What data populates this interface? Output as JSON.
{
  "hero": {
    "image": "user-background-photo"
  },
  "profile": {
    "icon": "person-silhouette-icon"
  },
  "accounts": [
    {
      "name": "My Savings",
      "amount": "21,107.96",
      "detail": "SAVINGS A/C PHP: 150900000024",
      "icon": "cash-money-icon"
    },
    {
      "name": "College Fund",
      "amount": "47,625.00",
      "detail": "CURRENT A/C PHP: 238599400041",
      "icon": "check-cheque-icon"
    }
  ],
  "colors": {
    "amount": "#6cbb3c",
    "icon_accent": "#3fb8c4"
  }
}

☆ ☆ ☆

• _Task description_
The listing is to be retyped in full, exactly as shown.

• _Completed task_
What data populates this interface? Output as JSON.
{
  "hero": {
    "image": "user-background-photo"
  },
  "profile": {
    "icon": "person-silhouette-icon"
  },
  "accounts": [
    {
      "name": "My Savings",
      "amount": "21,107.96",
      "detail": "SAVINGS A/C PHP: 150900000024",
      "icon": "cash-money-icon"
    },
    {
      "name": "College Fund",
      "amount": "47,625.00",
      "detail": "CURRENT A/C PHP: 238599400041",
      "icon": "check-cheque-icon"
    }
  ],
  "colors": {
    "amount": "#6cbb3c",
    "icon_accent": "#3fb8c4"
  }
}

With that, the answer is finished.